Table of Contents
The principle purpose of applying control to any process is to improve its profitability. Even when considering the impact of a plant on its surrounding ecology this is still true, since the sanctions felt most immediately from violations of the regulations are the economic penalties or fines which result. Economic performance can be improved within a plant in several ways.
The basic control techniques, of which examples from within the minerals processes will be given, may be itemized as follows:
i. Single loop feedback control
ii. Cascade control
iii.

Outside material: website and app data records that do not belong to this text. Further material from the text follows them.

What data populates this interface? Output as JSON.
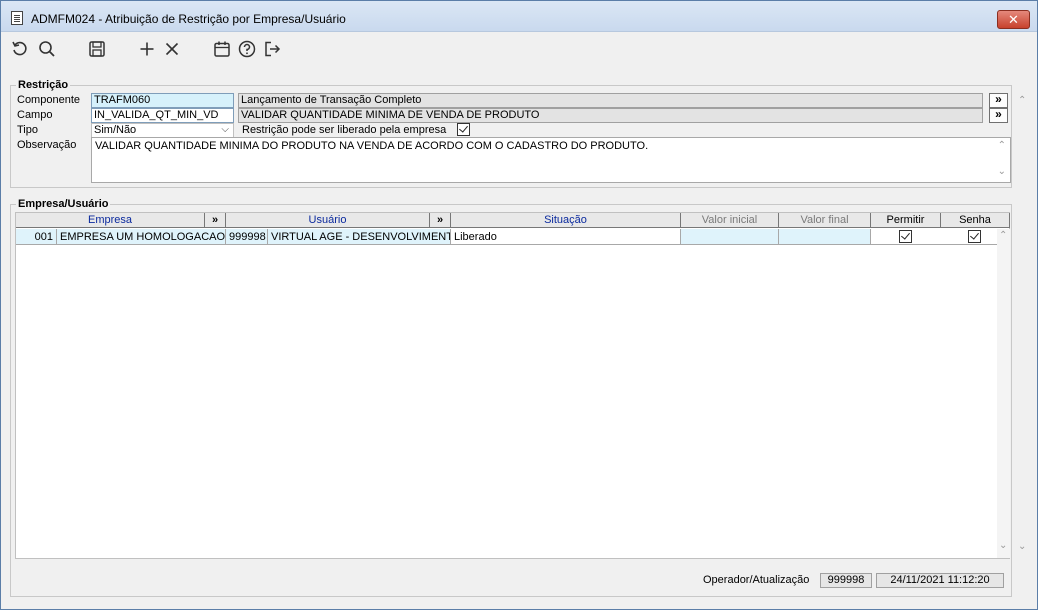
{
  "window": {
    "title": "ADMFM024 - Atribuição de Restrição por Empresa/Usuário",
    "close_label": "✕"
  },
  "toolbar": {
    "icons": [
      "refresh-icon",
      "search-icon",
      "save-icon",
      "add-icon",
      "delete-icon",
      "calendar-icon",
      "help-icon",
      "exit-icon"
    ]
  },
  "restricao": {
    "group_label": "Restrição",
    "componente_label": "Componente",
    "componente_value": "TRAFM060",
    "componente_desc": "Lançamento de Transação Completo",
    "campo_label": "Campo",
    "campo_value": "IN_VALIDA_QT_MIN_VD",
    "campo_desc": "VALIDAR QUANTIDADE MINIMA DE VENDA DE PRODUTO",
    "tipo_label": "Tipo",
    "tipo_value": "Sim/Não",
    "liberado_label": "Restrição pode ser liberado pela empresa",
    "liberado_checked": true,
    "observacao_label": "Observação",
    "observacao_value": "VALIDAR QUANTIDADE MINIMA DO PRODUTO NA VENDA DE ACORDO COM O CADASTRO DO PRODUTO.",
    "lookup_label": "»"
  },
  "empresa_usuario": {
    "group_label": "Empresa/Usuário",
    "columns": {
      "empresa": "Empresa",
      "usuario": "Usuário",
      "situacao": "Situação",
      "valor_inicial": "Valor inicial",
      "valor_final": "Valor final",
      "permitir": "Permitir",
      "senha": "Senha",
      "lookup": "»"
    },
    "rows": [
      {
        "empresa_code": "001",
        "empresa_name": "EMPRESA UM HOMOLOGACAO",
        "usuario_code": "999998",
        "usuario_name": "VIRTUAL AGE - DESENVOLVIMENTO",
        "situacao": "Liberado",
        "valor_inicial": "",
        "valor_final": "",
        "permitir": true,
        "senha": true
      }
    ]
  },
  "footer": {
    "label": "Operador/Atualização",
    "operador": "999998",
    "data": "24/11/2021 11:12:20"
  }
}
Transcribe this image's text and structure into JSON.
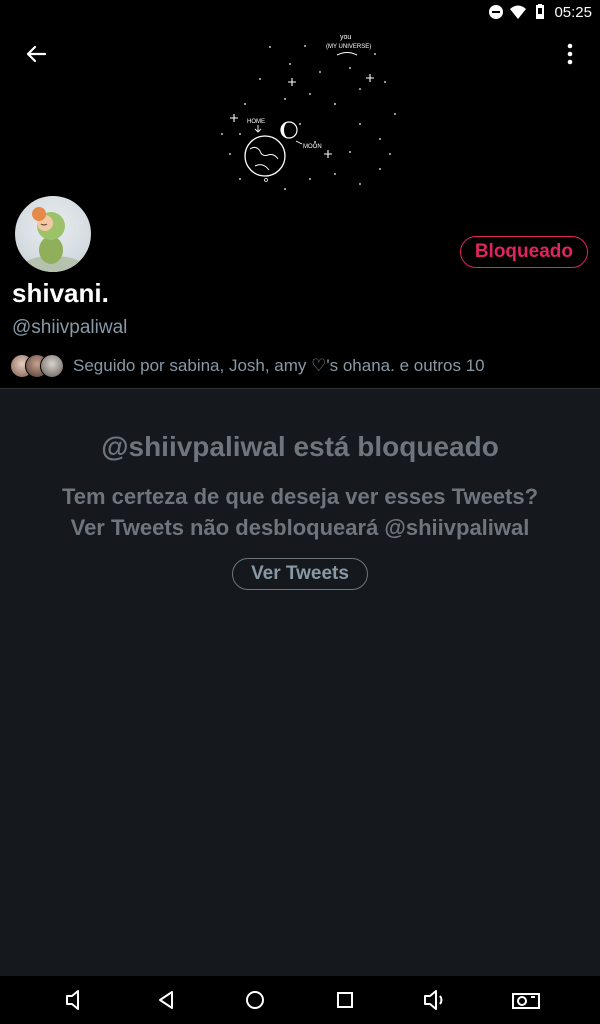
{
  "status_bar": {
    "time": "05:25",
    "icons": [
      "do-not-disturb-icon",
      "wifi-icon",
      "battery-icon"
    ]
  },
  "header": {
    "banner_text": {
      "you": "you",
      "universe": "(MY UNIVERSE)",
      "home": "HOME",
      "moon": "MOON"
    }
  },
  "profile": {
    "display_name": "shivani.",
    "handle": "@shiivpaliwal",
    "blocked_label": "Bloqueado",
    "followed_by": "Seguido por sabina, Josh, amy ♡'s ohana. e outros 10"
  },
  "blocked": {
    "title": "@shiivpaliwal está bloqueado",
    "subtitle_line1": "Tem certeza de que deseja ver esses Tweets?",
    "subtitle_line2": "Ver Tweets não desbloqueará @shiivpaliwal",
    "view_button": "Ver Tweets"
  },
  "colors": {
    "accent_blocked": "#e0245e",
    "muted": "#6e767d",
    "background": "#15181c"
  }
}
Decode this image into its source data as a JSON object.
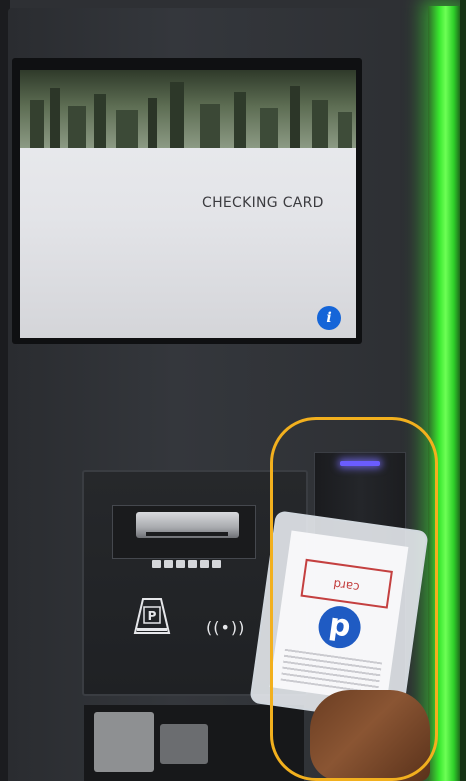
{
  "screen": {
    "message": "CHECKING CARD",
    "info_button": "i"
  },
  "panel": {
    "ticket_slot": "ticket-slot",
    "contactless_symbol": "((•))",
    "parking_icon": "parking-icon"
  },
  "card": {
    "logo_letter": "p",
    "stamp_text": "card"
  },
  "colors": {
    "highlight": "#f2b01e",
    "accent_green": "#39e72f",
    "info_blue": "#1565d8",
    "reader_light": "#6a5cff"
  }
}
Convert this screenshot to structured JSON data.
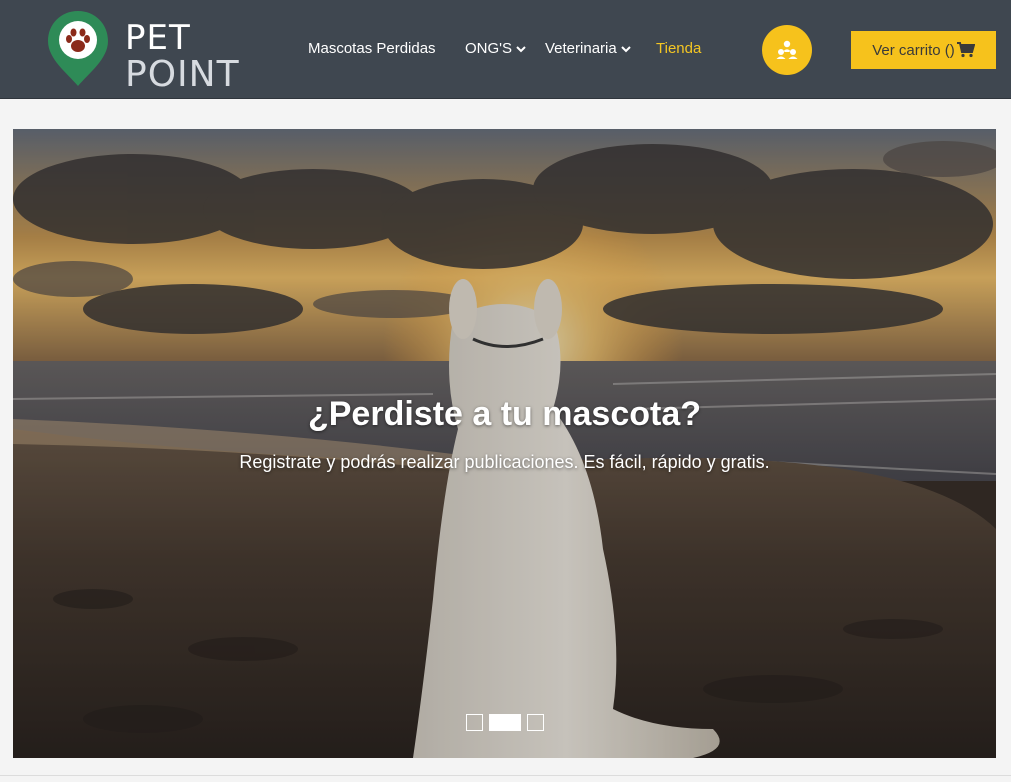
{
  "brand": {
    "line1": "PET",
    "line2": "POINT"
  },
  "nav": {
    "lost_pets": "Mascotas Perdidas",
    "ngos": "ONG'S",
    "vet": "Veterinaria",
    "shop": "Tienda"
  },
  "user_icon": "users-icon",
  "cart": {
    "label": "Ver carrito ()",
    "icon": "shopping-cart-icon"
  },
  "carousel": {
    "title": "¿Perdiste a tu mascota?",
    "subtitle": "Registrate y podrás realizar publicaciones. Es fácil, rápido y gratis.",
    "slide_count": 3,
    "active_slide": 2
  },
  "colors": {
    "navbar": "#3f4750",
    "accent": "#f6c21c",
    "logo_green": "#2e8b57",
    "shop_link": "#f4c623"
  }
}
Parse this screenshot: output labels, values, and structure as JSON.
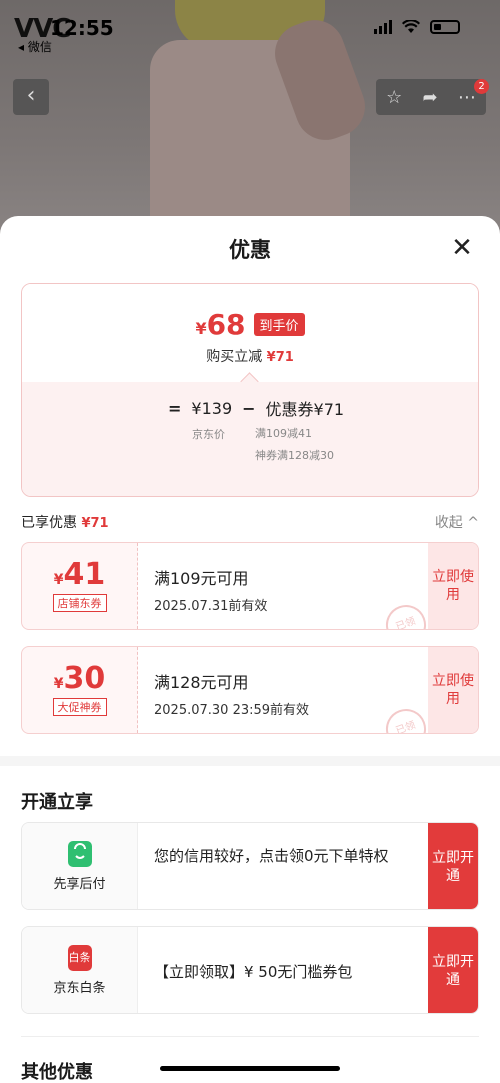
{
  "status": {
    "brand": "VVC",
    "time": "12:55",
    "back_app": "◂ 微信"
  },
  "colors": {
    "accent": "#e03a3a",
    "coupon_bg": "#fff6f6",
    "border": "#f2c5c5"
  },
  "header": {
    "title": "优惠",
    "close_icon": "close-icon"
  },
  "summary": {
    "final_currency": "¥",
    "final_amount": "68",
    "final_tag": "到手价",
    "reduce_label": "购买立减",
    "reduce_value": "¥71",
    "eq_sign": "=",
    "base_price": "¥139",
    "minus": "−",
    "coupon_total": "优惠券¥71",
    "base_label": "京东价",
    "coupon_detail_1": "满109减41",
    "coupon_detail_2": "神券满128减30"
  },
  "enjoyed": {
    "label": "已享优惠",
    "value": "¥71",
    "collapse": "收起 ^"
  },
  "coupons": [
    {
      "currency": "¥",
      "value": "41",
      "kind": "店铺东券",
      "condition": "满109元可用",
      "expiry": "2025.07.31前有效",
      "action": "立即使用",
      "stamp": "已领"
    },
    {
      "currency": "¥",
      "value": "30",
      "kind": "大促神券",
      "condition": "满128元可用",
      "expiry": "2025.07.30 23:59前有效",
      "action": "立即使用",
      "stamp": "已领"
    }
  ],
  "open_section": {
    "title": "开通立享",
    "offers": [
      {
        "name": "先享后付",
        "icon": "bag-icon",
        "icon_color": "#2fbf71",
        "text": "您的信用较好，点击领0元下单特权",
        "action": "立即开通"
      },
      {
        "name": "京东白条",
        "icon": "baitiao-icon",
        "icon_text": "白条",
        "icon_color": "#e03a3a",
        "text": "【立即领取】¥ 50无门槛券包",
        "action": "立即开通"
      }
    ]
  },
  "other_section": {
    "title": "其他优惠"
  }
}
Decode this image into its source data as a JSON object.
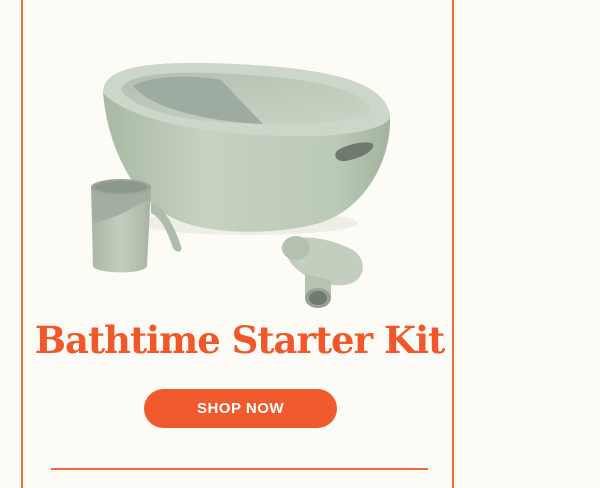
{
  "product": {
    "title": "Bathtime Starter Kit",
    "image_alt": "Sage green baby bathtub with cup and spout accessories"
  },
  "cta": {
    "label": "SHOP NOW"
  },
  "colors": {
    "accent": "#f05a2d",
    "border": "#f06a3c",
    "background": "#fcfbf5",
    "product_green": "#b9c6b5"
  }
}
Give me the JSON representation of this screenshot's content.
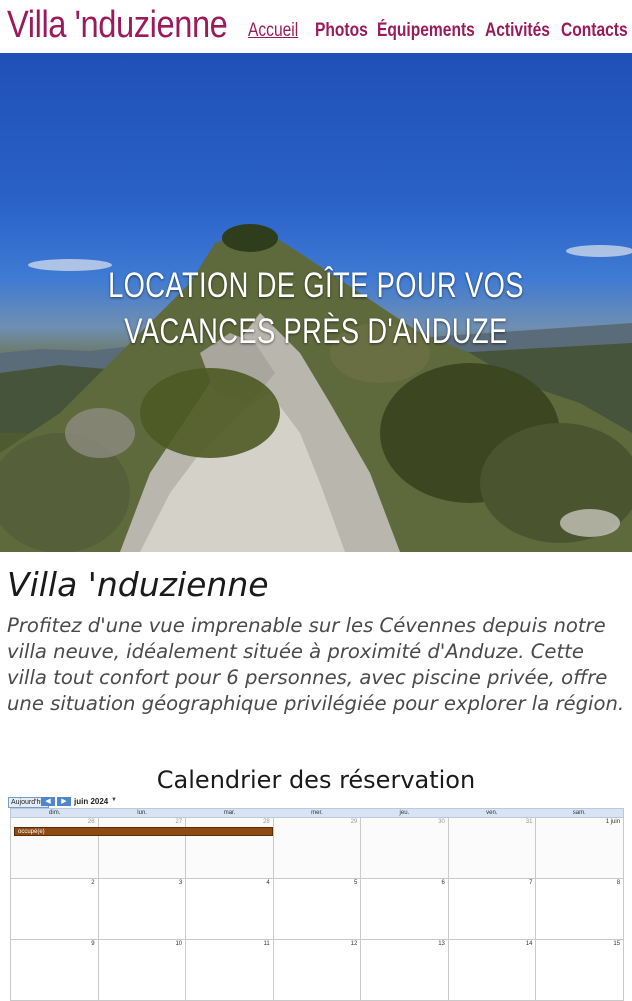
{
  "site": {
    "logo": "Villa 'nduzienne",
    "nav": [
      "Accueil",
      "Photos",
      "Équipements",
      "Activités",
      "Contacts"
    ]
  },
  "hero": {
    "title_line1": "LOCATION DE GÎTE POUR VOS",
    "title_line2": "VACANCES PRÈS D'ANDUZE"
  },
  "intro": {
    "title": "Villa 'nduzienne",
    "text": "Profitez d'une vue imprenable sur les Cévennes depuis notre villa neuve, idéalement située à proximité d'Anduze. Cette villa tout confort pour 6 personnes, avec piscine privée, offre une situation géographique privilégiée pour explorer la région."
  },
  "calendar": {
    "heading": "Calendrier des réservation",
    "today_label": "Aujourd'hui",
    "prev_icon": "chevron-left-icon",
    "next_icon": "chevron-right-icon",
    "month_label": "juin 2024",
    "weekdays": [
      "dim.",
      "lun.",
      "mar.",
      "mer.",
      "jeu.",
      "ven.",
      "sam."
    ],
    "weeks": [
      [
        "26",
        "27",
        "28",
        "29",
        "30",
        "31",
        "1 juin"
      ],
      [
        "2",
        "3",
        "4",
        "5",
        "6",
        "7",
        "8"
      ],
      [
        "9",
        "10",
        "11",
        "12",
        "13",
        "14",
        "15"
      ]
    ],
    "event_label": "occupé(e)",
    "event_color": "#8d4a12",
    "accent_color": "#9b1b5a"
  }
}
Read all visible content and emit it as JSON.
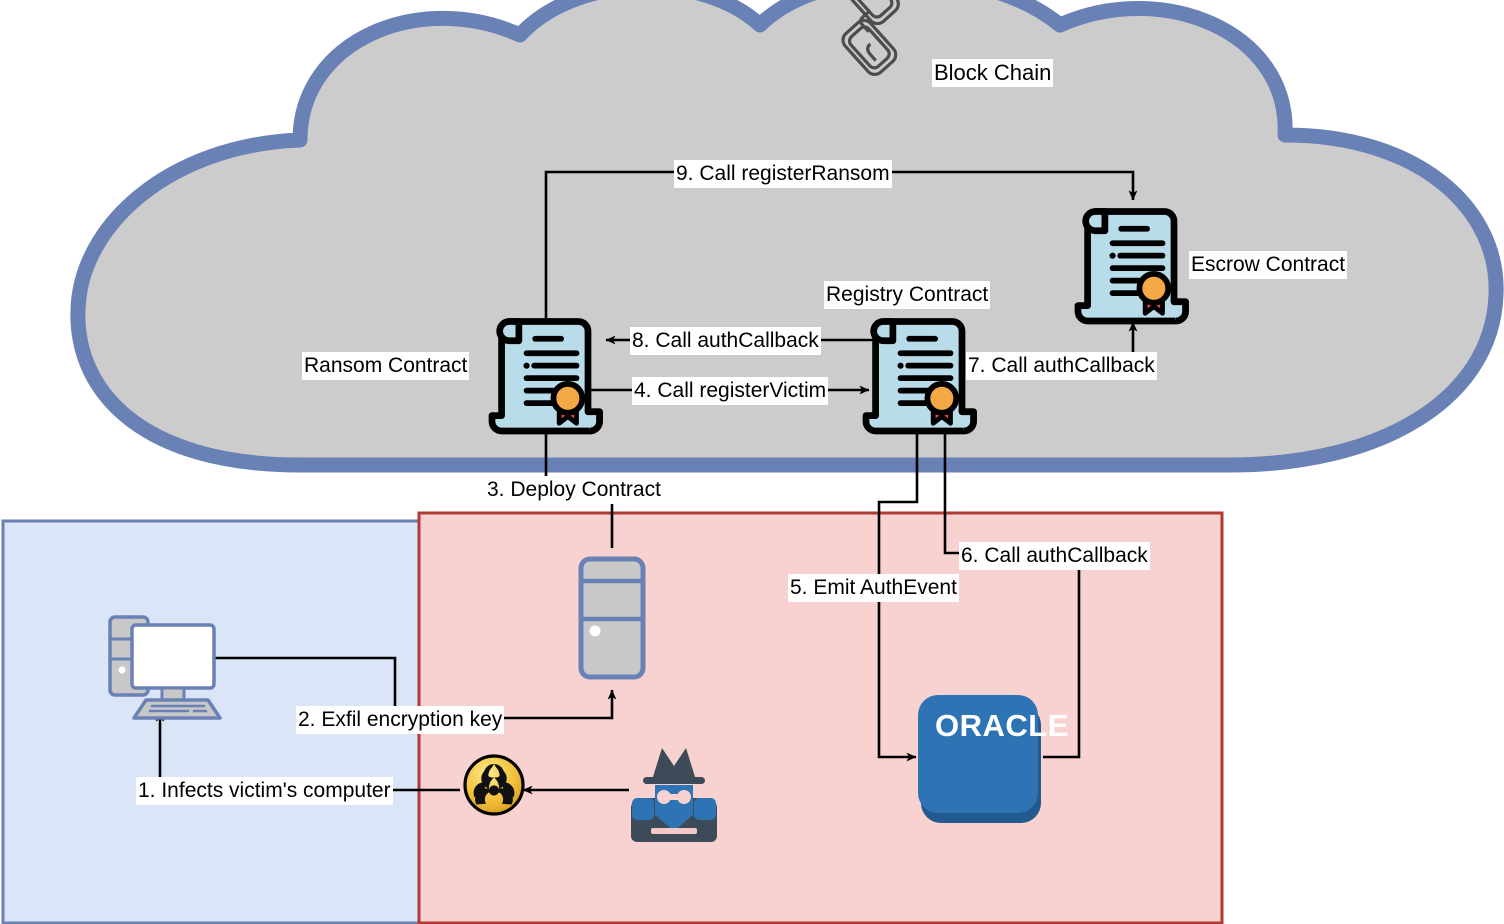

Feed forward control usually combined with one of the above
iv. Variable gain control
v. Predictive combined with adaptive control
vi. Optimizing procedures
The two most common difficulties which control loops have to be designed to cope with are process capacitance lags and transport lags. The first are introduced by vessel sizes and the delays in response occasioned by mixing phenomena. The control of density in a sump is subject to this last type of lag. Transport lags are exhibited when material has to travel a certain distance between a disturbance and the point where the response is measured. Both mixing and transport lags occur within the mill in a grinding circuit while a spiral classifier is almost a pure distance velocity lag.
Standard Grinding Circuit with Cyclone Classifiers
In the typical normal grinding circuit the control of the circuit centers on the following loops and parameters:
a. Control of pulp density at the mill discharge
This is normally achieved by regulating the flow of water into the mill discharge sump, although improved accuracy and response can be obtained if the point of water injection is just ahead of the suction intake of the slurry pump.
b. Control of slurry level in discharge sump
The control of product size distribution from cyclone classifiers is best achieved by regulating both slurry density and flow at predetermined values. Variable speed pumps are often provided to regulate sump level but a case can be made for furnishing a control loop in which speed is initially controlled to maintain a predetermined slurry flow rate, the level being allowed to fluctuate until an upper or lower limit is encountered in which case the flow set-point is then modified to maintain the level within a safe range.
c. Control of pulp density at the mill inlet
Normally achieved by the addition of water into the inlet sump, the difficulty here is provided by uncertainties as to the recycle flow rate and the consistency of the cyclone underflow. Recycle rate can be obtained by direct measurement of both flow rate and density of the combined cyclone underflow, so long as this is not roping.
d. Control of mill feed rate from total mill flow
The instrumentation and data used in the above three loops also provides inputs to the loop controlling the total flow through the mill. Since all of the new feed material must report to the mill (i.e., the gain represented by change in new feed divided by the change in total mill flow is unity) there is no basic problem of dynamic control, merely one of measurement of total mill load.
e. Control of Ph by the addition of milk of lime
The control of milk of lime addition rate is best achieved by ratioing this addition rate to the rate of feed of new material, the ratio being modified by a controller or control algorithm responding to changes in the difference between desired and actual values of Ph in the cyclone overflow stream.
Reversed Circuit with Cyclone Classifiers
While the set of control parameters listed for the preceding circuit apply here also, there is a significant difference in the control of total mill throughput which can no longer be performed from simple materials balances. This is because a change in new ore feed rate does not all report to the mill but only that portion of it which reports to the classifier underflow. Since this amount will depend on classifier inlet flow, the number of classifiers in operation and other sensitive and usually unmeasured variables, the problem has become much more complex and simulation studies have shown that the attempt to control mill throughput in this circuit by varying new ore feed rate can introduce instability; although when running with a constant new ore feed rate the circuit of course finds its own equilibrium without oscillations in production rate being exhibited. Once again, the economic gain resulting from the adoption of this system is the ability to raise production by as much as 5% at a given particle size distribution regardless of fluctuations in ore hardness; and without requiring manual interference to avoid plugging of the mill as recycle rate increases with hardness.
Idealized Control System for Flotation Cells
It is very difficult to be able.to blend ores so as to hold the assay constant and variations in recycle rate from cleaners could, even so, frustrate such attempts to smooth out disturbances to the cells. The cost of blending operations is also high, not only in storage and stockpile blending procedures, but also in the close control of the actual working of the ore body which such procedures demand. The design and operation, of a .mine can be much simplified if ores of varying assay and hardness can be handled in a routine way without special steps having to be taken to cope with each new variation as it appears in the mill. One plant has gone a long way towards this objective.
The motivation for applying control techniques to the operations of minerals processes is either directly or indirectly to improve profitability. Improvements in performance begin by removing or reducing the effects of disturbances inherent in processes subject to the unmeasured and random changes in natural raw materials. The earlier in the process we begin this activity the smaller the disturbances at later stages and the easier it becomes to maximize performance.